[Dataset items]
=== Section Start ===

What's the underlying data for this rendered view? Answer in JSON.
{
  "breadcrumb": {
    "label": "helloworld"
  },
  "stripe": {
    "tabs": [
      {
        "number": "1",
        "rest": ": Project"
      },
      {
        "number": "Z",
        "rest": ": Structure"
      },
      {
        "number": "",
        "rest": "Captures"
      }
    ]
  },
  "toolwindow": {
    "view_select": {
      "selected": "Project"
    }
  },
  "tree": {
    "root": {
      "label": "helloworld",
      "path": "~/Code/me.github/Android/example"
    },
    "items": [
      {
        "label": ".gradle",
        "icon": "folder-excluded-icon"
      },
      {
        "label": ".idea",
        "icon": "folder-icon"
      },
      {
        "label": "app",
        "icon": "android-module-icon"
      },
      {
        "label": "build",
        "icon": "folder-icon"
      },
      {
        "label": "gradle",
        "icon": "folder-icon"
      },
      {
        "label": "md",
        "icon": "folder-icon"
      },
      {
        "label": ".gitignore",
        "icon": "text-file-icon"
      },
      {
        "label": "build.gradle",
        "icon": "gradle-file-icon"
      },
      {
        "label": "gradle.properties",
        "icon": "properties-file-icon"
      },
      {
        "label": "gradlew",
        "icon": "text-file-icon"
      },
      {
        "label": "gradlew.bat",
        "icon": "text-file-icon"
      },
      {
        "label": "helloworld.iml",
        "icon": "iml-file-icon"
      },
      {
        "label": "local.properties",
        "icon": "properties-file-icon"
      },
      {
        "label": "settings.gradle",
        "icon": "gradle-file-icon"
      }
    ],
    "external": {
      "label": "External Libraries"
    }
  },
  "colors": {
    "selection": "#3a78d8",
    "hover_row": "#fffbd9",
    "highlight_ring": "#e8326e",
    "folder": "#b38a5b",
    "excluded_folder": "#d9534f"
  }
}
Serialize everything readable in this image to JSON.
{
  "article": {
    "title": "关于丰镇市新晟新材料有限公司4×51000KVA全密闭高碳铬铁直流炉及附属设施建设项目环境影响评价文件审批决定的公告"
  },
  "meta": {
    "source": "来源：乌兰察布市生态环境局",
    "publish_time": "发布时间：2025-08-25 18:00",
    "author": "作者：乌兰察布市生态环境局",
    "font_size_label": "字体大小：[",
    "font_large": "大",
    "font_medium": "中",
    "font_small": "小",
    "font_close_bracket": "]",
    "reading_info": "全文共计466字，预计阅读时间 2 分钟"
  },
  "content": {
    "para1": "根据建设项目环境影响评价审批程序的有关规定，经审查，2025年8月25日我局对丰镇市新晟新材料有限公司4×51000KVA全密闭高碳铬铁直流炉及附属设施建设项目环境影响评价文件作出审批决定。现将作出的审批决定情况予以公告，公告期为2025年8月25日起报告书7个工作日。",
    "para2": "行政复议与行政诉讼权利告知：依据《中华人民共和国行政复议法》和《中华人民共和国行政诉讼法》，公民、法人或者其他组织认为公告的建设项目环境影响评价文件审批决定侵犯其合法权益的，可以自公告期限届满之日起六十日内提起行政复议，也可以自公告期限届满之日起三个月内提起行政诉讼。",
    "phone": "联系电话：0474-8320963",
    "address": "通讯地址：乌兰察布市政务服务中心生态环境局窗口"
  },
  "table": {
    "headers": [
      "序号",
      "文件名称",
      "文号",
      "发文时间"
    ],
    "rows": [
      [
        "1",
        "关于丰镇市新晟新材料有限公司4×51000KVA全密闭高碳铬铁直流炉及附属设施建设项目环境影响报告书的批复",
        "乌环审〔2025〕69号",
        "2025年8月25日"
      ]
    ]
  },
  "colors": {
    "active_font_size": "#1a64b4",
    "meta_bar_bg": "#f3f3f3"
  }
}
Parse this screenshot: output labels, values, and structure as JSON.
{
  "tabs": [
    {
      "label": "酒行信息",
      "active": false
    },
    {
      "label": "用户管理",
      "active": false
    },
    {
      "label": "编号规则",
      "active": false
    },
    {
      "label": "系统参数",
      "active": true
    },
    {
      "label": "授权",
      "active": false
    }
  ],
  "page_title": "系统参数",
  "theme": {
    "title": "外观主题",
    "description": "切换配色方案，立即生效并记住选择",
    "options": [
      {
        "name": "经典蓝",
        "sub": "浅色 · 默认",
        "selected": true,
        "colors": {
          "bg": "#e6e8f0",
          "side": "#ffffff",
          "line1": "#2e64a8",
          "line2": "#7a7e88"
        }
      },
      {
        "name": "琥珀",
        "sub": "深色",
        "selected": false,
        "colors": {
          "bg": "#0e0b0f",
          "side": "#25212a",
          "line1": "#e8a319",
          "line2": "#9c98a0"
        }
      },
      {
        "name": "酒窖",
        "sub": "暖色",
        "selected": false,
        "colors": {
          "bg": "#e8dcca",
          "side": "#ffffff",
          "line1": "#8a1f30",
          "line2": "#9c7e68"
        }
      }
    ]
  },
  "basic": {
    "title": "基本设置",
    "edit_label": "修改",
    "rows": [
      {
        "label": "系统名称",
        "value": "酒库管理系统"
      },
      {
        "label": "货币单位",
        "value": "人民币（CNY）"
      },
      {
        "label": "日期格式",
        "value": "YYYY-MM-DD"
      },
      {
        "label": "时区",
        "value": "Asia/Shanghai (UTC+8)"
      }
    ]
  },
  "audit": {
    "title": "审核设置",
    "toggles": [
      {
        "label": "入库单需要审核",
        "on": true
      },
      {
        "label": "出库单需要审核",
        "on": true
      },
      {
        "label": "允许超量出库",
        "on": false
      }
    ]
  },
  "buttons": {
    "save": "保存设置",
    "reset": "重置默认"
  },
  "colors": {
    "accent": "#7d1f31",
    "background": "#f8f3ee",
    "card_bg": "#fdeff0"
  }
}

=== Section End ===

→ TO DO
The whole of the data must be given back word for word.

→ OUTPUT FOR THIS EXERCISE
What's the underlying data for this rendered view? Answer in JSON.
{
  "breadcrumb": {
    "label": "helloworld"
  },
  "stripe": {
    "tabs": [
      {
        "number": "1",
        "rest": ": Project"
      },
      {
        "number": "Z",
        "rest": ": Structure"
      },
      {
        "number": "",
        "rest": "Captures"
      }
    ]
  },
  "toolwindow": {
    "view_select": {
      "selected": "Project"
    }
  },
  "tree": {
    "root": {
      "label": "helloworld",
      "path": "~/Code/me.github/Android/example"
    },
    "items": [
      {
        "label": ".gradle",
        "icon": "folder-excluded-icon"
      },
      {
        "label": ".idea",
        "icon": "folder-icon"
      },
      {
        "label": "app",
        "icon": "android-module-icon"
      },
      {
        "label": "build",
        "icon": "folder-icon"
      },
      {
        "label": "gradle",
        "icon": "folder-icon"
      },
      {
        "label": "md",
        "icon": "folder-icon"
      },
      {
        "label": ".gitignore",
        "icon": "text-file-icon"
      },
      {
        "label": "build.gradle",
        "icon": "gradle-file-icon"
      },
      {
        "label": "gradle.properties",
        "icon": "properties-file-icon"
      },
      {
        "label": "gradlew",
        "icon": "text-file-icon"
      },
      {
        "label": "gradlew.bat",
        "icon": "text-file-icon"
      },
      {
        "label": "helloworld.iml",
        "icon": "iml-file-icon"
      },
      {
        "label": "local.properties",
        "icon": "properties-file-icon"
      },
      {
        "label": "settings.gradle",
        "icon": "gradle-file-icon"
      }
    ],
    "external": {
      "label": "External Libraries"
    }
  },
  "colors": {
    "selection": "#3a78d8",
    "hover_row": "#fffbd9",
    "highlight_ring": "#e8326e",
    "folder": "#b38a5b",
    "excluded_folder": "#d9534f"
  }
}
Serialize everything readable in this image to JSON.
{
  "article": {
    "title": "关于丰镇市新晟新材料有限公司4×51000KVA全密闭高碳铬铁直流炉及附属设施建设项目环境影响评价文件审批决定的公告"
  },
  "meta": {
    "source": "来源：乌兰察布市生态环境局",
    "publish_time": "发布时间：2025-08-25 18:00",
    "author": "作者：乌兰察布市生态环境局",
    "font_size_label": "字体大小：[",
    "font_large": "大",
    "font_medium": "中",
    "font_small": "小",
    "font_close_bracket": "]",
    "reading_info": "全文共计466字，预计阅读时间 2 分钟"
  },
  "content": {
    "para1": "根据建设项目环境影响评价审批程序的有关规定，经审查，2025年8月25日我局对丰镇市新晟新材料有限公司4×51000KVA全密闭高碳铬铁直流炉及附属设施建设项目环境影响评价文件作出审批决定。现将作出的审批决定情况予以公告，公告期为2025年8月25日起报告书7个工作日。",
    "para2": "行政复议与行政诉讼权利告知：依据《中华人民共和国行政复议法》和《中华人民共和国行政诉讼法》，公民、法人或者其他组织认为公告的建设项目环境影响评价文件审批决定侵犯其合法权益的，可以自公告期限届满之日起六十日内提起行政复议，也可以自公告期限届满之日起三个月内提起行政诉讼。",
    "phone": "联系电话：0474-8320963",
    "address": "通讯地址：乌兰察布市政务服务中心生态环境局窗口"
  },
  "table": {
    "headers": [
      "序号",
      "文件名称",
      "文号",
      "发文时间"
    ],
    "rows": [
      [
        "1",
        "关于丰镇市新晟新材料有限公司4×51000KVA全密闭高碳铬铁直流炉及附属设施建设项目环境影响报告书的批复",
        "乌环审〔2025〕69号",
        "2025年8月25日"
      ]
    ]
  },
  "colors": {
    "active_font_size": "#1a64b4",
    "meta_bar_bg": "#f3f3f3"
  }
}
Parse this screenshot: output labels, values, and structure as JSON.
{
  "tabs": [
    {
      "label": "酒行信息",
      "active": false
    },
    {
      "label": "用户管理",
      "active": false
    },
    {
      "label": "编号规则",
      "active": false
    },
    {
      "label": "系统参数",
      "active": true
    },
    {
      "label": "授权",
      "active": false
    }
  ],
  "page_title": "系统参数",
  "theme": {
    "title": "外观主题",
    "description": "切换配色方案，立即生效并记住选择",
    "options": [
      {
        "name": "经典蓝",
        "sub": "浅色 · 默认",
        "selected": true,
        "colors": {
          "bg": "#e6e8f0",
          "side": "#ffffff",
          "line1": "#2e64a8",
          "line2": "#7a7e88"
        }
      },
      {
        "name": "琥珀",
        "sub": "深色",
        "selected": false,
        "colors": {
          "bg": "#0e0b0f",
          "side": "#25212a",
          "line1": "#e8a319",
          "line2": "#9c98a0"
        }
      },
      {
        "name": "酒窖",
        "sub": "暖色",
        "selected": false,
        "colors": {
          "bg": "#e8dcca",
          "side": "#ffffff",
          "line1": "#8a1f30",
          "line2": "#9c7e68"
        }
      }
    ]
  },
  "basic": {
    "title": "基本设置",
    "edit_label": "修改",
    "rows": [
      {
        "label": "系统名称",
        "value": "酒库管理系统"
      },
      {
        "label": "货币单位",
        "value": "人民币（CNY）"
      },
      {
        "label": "日期格式",
        "value": "YYYY-MM-DD"
      },
      {
        "label": "时区",
        "value": "Asia/Shanghai (UTC+8)"
      }
    ]
  },
  "audit": {
    "title": "审核设置",
    "toggles": [
      {
        "label": "入库单需要审核",
        "on": true
      },
      {
        "label": "出库单需要审核",
        "on": true
      },
      {
        "label": "允许超量出库",
        "on": false
      }
    ]
  },
  "buttons": {
    "save": "保存设置",
    "reset": "重置默认"
  },
  "colors": {
    "accent": "#7d1f31",
    "background": "#f8f3ee",
    "card_bg": "#fdeff0"
  }
}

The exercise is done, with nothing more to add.